On Bicycles: A 200-Year History of Cycling in New York City Cover Image
On Our Shelves Now
McNally Jackson Soho
2 on hand, as of Oct 21 9:30am
McNally Jackson Williamsburg
1 on hand, as of Oct 21 8:45am


Subways and yellow taxis may be the icons of New York transportation, but it is the bicycle that has the longest claim to New York's streets: two hundred years and counting. Never has it taken to the streets without controversy: 1819 was the year of the city's first bicycle and also its first bicycle ban. Debates around the bicycle's place in city life have been so persistent not just because of its many uses--recreation, sport, transportation, business--but because of changing conceptions of who cyclists are.

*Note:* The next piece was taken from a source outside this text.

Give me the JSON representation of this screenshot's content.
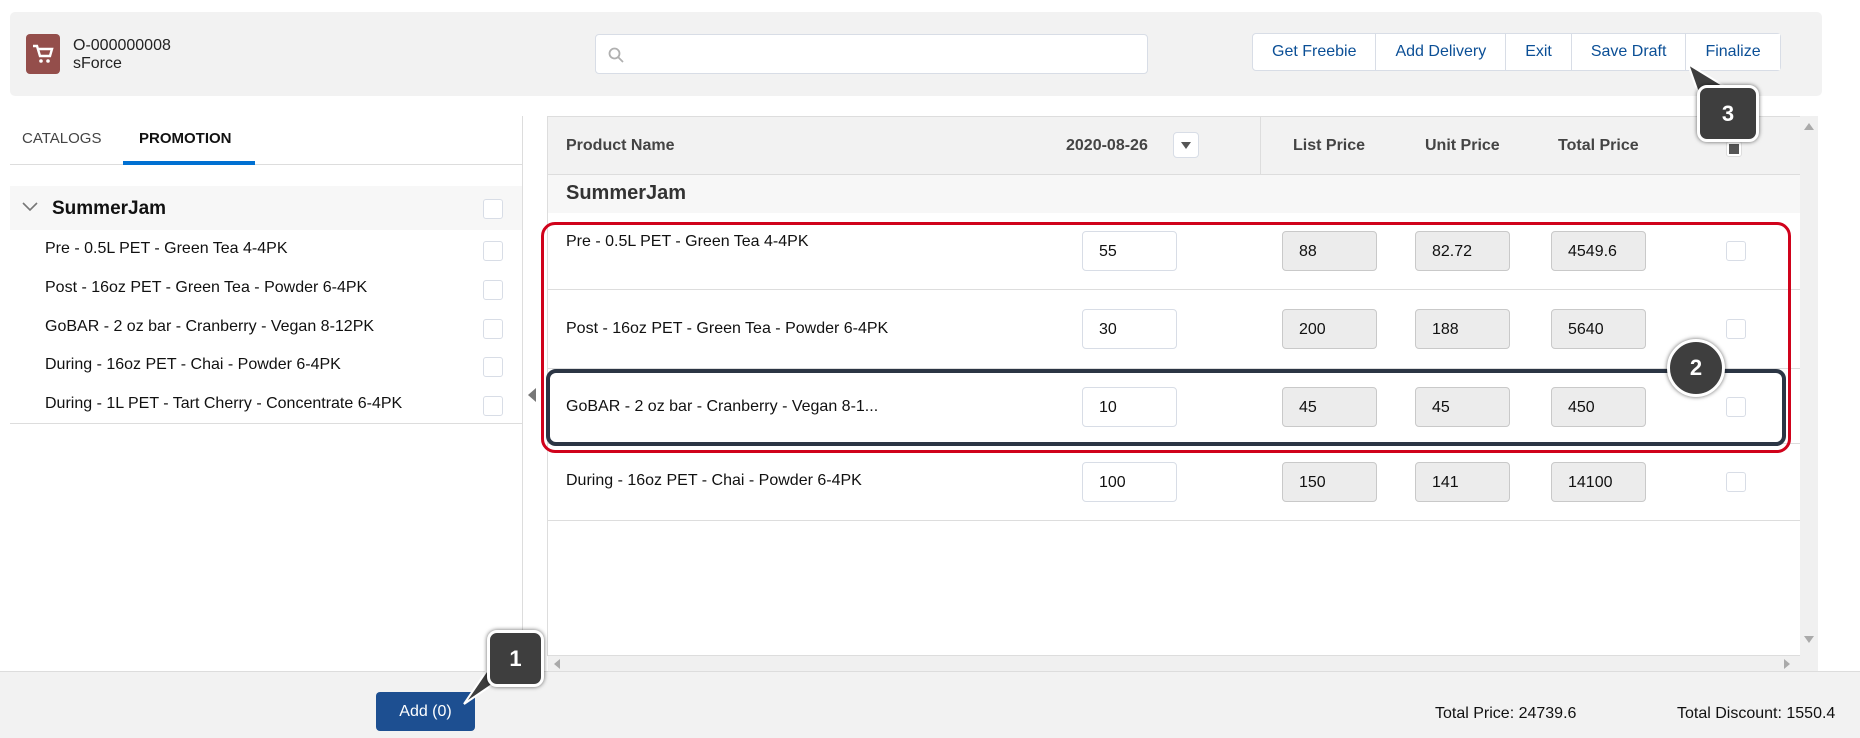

In On Bicycles, Evan Friss traces the colorful and fraught history of cycling in New York City. He uncovers the bicycle's place in the city over time, showing how it has served as a mirror of the city's changing social, economic, infrastructural, and cultural politics since it first appeared. It has been central, as when horse-drawn carriages shared the road with bicycle lanes in the 1890s; peripheral, when Robert Moses's car-centric vision made room for bicycles only as recreation; and aggressively marginalized, when Ed Koch's battle against bike messengers culminated in the short-lived 1987 Midtown Bike Ban. On Bicycles illuminates how the city as we know it today--veined with over a thousand miles of bicycle lanes--reflects a fitful journey powered, and opposed, by New York City's people and its politics.

About the Author

Evan Friss is an associate professor of history at James Madison University and the author of The Cycling City: Bicycles and Urban America in the 1890s. He used to pedal around New York City, but now lives in Virginia with his family.
Product Details
ISBN: 9780231182560
ISBN-10: 0231182562
Publisher: Columbia University Press
Publication Date: May 7th, 2019
Pages: 256
Language: English